*Required work*: Your answer should consist of each line from the data below that contains "individuals".

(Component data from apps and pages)

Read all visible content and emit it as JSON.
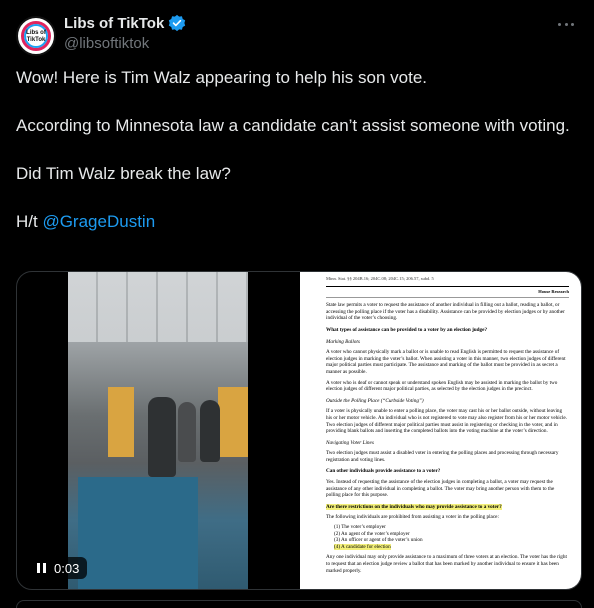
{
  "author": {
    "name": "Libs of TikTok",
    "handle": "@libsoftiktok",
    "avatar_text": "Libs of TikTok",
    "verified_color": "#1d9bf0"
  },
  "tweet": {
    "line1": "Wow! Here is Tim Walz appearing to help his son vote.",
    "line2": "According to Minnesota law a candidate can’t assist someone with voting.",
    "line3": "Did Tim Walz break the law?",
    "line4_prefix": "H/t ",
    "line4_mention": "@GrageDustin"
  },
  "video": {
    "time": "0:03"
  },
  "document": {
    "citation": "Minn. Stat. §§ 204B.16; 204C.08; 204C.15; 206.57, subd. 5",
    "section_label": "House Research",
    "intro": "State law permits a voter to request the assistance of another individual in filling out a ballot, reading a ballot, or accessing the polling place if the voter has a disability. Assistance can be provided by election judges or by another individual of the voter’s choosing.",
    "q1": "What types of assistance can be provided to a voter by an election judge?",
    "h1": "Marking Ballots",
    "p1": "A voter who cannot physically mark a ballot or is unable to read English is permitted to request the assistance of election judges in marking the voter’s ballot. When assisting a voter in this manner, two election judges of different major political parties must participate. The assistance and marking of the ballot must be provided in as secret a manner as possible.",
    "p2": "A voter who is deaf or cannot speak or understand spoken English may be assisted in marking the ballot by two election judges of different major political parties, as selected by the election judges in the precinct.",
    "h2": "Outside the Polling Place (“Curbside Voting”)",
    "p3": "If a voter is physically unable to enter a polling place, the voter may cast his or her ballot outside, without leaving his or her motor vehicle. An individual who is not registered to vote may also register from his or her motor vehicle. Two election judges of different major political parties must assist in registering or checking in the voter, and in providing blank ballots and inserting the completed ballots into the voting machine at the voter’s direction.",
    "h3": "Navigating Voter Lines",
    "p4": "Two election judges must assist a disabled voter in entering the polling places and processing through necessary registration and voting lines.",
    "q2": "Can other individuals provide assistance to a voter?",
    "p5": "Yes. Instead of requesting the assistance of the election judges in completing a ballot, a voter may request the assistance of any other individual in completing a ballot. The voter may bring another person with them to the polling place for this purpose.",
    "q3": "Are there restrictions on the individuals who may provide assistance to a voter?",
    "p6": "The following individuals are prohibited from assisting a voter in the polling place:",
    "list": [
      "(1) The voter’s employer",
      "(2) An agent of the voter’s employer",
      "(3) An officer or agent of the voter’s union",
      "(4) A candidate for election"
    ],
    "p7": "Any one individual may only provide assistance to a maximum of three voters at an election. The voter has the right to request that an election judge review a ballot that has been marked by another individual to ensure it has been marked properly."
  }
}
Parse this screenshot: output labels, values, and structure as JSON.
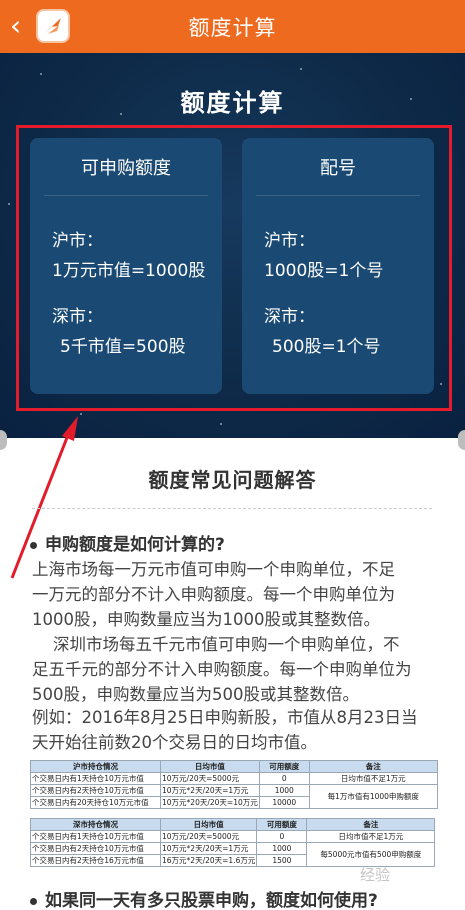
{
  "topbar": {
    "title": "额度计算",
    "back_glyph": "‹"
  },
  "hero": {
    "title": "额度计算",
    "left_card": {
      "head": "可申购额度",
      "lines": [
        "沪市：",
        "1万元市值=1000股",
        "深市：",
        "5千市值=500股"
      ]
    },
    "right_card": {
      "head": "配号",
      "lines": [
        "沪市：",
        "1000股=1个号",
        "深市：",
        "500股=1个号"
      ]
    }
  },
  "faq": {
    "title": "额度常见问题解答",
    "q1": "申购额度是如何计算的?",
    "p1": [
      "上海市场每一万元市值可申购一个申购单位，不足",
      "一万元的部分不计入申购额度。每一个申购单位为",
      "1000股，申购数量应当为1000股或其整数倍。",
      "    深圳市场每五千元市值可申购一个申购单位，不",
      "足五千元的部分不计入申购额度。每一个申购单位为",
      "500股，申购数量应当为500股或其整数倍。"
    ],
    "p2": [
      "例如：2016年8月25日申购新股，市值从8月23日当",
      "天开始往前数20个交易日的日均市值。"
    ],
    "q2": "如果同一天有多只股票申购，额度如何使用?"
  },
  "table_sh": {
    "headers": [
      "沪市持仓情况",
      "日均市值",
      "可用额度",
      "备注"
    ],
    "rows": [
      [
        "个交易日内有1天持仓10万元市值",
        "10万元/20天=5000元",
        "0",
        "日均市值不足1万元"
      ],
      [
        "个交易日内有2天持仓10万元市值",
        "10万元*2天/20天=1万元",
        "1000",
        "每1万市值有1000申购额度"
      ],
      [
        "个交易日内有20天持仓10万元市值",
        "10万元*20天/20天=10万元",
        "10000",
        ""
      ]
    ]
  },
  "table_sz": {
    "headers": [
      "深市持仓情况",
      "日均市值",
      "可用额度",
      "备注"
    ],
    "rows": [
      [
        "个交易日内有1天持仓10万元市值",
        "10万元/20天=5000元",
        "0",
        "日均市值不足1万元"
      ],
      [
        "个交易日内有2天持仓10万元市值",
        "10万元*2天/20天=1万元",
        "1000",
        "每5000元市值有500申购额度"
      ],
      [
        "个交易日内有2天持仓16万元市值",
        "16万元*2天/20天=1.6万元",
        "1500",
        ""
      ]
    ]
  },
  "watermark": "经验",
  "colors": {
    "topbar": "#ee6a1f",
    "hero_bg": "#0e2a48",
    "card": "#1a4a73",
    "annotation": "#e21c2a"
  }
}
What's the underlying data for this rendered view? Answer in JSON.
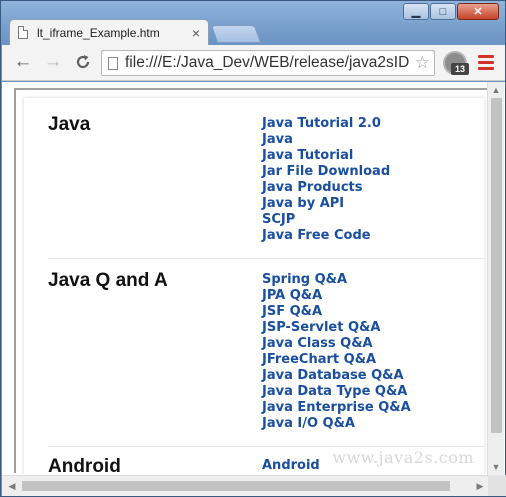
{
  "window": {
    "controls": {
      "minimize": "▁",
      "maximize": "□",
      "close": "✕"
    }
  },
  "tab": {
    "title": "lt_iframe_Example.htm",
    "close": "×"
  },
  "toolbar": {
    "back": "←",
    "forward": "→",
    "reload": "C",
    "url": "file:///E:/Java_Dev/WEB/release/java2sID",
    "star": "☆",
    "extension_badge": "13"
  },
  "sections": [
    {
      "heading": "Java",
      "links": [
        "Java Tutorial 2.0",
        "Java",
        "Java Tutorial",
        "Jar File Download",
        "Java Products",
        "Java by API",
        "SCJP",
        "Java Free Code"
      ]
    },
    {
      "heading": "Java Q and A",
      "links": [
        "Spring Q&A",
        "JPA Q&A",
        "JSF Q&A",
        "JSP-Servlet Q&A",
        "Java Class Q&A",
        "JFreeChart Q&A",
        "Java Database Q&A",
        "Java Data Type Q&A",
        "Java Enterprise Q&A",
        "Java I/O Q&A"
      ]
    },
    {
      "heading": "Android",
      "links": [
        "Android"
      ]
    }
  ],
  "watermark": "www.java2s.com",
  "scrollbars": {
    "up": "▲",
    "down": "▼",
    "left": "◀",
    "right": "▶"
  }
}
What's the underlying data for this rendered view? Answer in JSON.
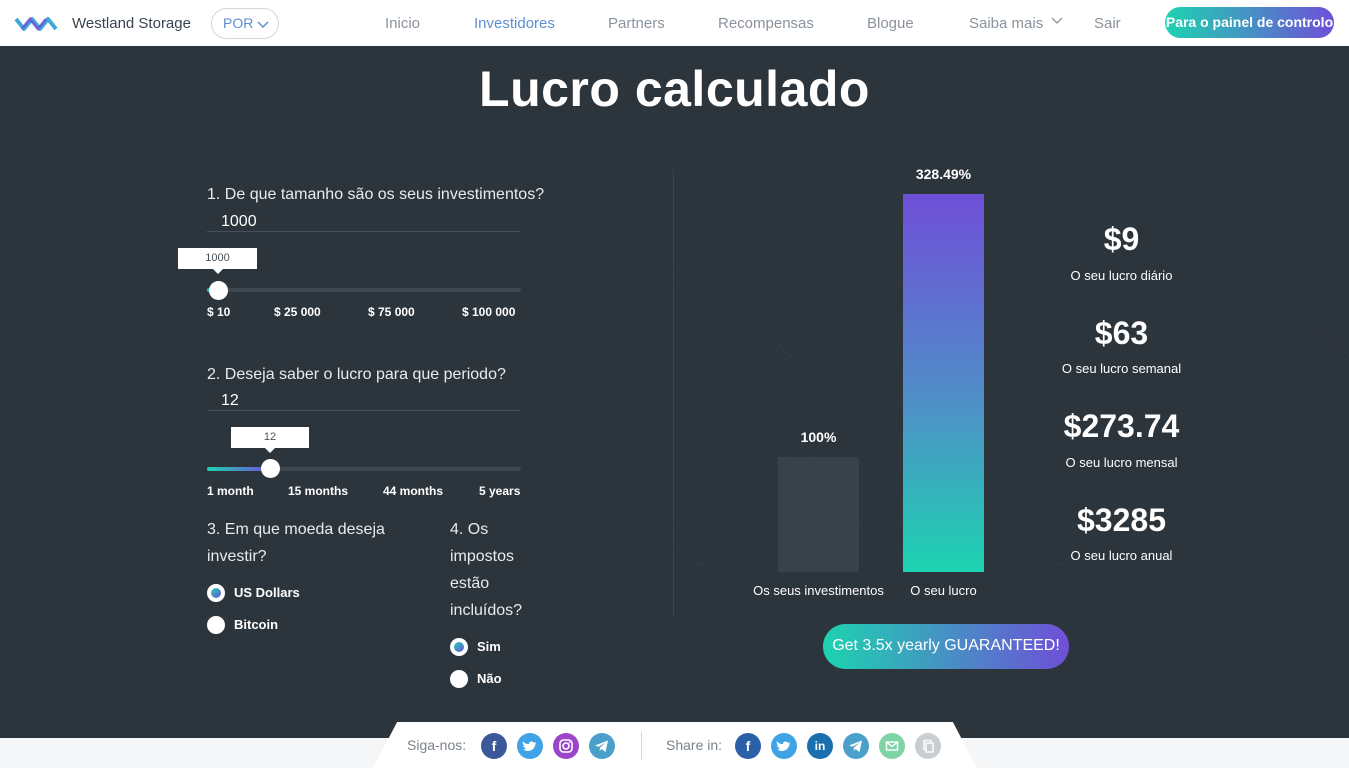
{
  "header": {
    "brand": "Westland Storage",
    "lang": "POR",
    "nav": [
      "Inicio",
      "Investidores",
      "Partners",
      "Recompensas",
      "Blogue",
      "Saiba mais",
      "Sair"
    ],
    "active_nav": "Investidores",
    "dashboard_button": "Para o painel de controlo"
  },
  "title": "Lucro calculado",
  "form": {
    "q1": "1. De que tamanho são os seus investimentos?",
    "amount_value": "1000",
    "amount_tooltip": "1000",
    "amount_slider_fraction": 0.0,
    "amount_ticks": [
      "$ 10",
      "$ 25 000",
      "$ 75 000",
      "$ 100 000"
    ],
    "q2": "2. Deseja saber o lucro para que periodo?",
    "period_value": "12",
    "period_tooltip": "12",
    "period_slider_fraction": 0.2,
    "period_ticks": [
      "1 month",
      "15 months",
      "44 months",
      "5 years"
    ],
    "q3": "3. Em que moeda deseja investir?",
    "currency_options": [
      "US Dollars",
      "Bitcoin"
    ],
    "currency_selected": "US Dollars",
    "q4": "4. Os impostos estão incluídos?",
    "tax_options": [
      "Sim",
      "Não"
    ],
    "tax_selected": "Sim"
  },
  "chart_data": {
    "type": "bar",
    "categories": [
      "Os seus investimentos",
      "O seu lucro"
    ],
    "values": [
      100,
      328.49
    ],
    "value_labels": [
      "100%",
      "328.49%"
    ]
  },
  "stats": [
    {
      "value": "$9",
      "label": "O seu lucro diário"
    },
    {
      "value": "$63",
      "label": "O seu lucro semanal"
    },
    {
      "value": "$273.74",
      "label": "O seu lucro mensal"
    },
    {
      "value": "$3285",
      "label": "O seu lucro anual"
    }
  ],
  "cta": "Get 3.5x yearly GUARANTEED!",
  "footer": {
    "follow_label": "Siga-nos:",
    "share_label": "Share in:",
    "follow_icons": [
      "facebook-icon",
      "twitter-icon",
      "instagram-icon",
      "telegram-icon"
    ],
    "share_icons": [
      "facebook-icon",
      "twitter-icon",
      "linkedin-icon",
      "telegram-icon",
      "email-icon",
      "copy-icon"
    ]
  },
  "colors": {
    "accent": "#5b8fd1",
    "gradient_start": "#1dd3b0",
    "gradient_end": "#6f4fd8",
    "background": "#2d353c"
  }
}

*Solution to this problem*:
    "q2": "Can other individuals provide assistance to a voter?",
    "q3": "Are there restrictions on the individuals who may provide assistance to a voter?",
    "p6": "The following individuals are prohibited from assisting a voter in the polling place:",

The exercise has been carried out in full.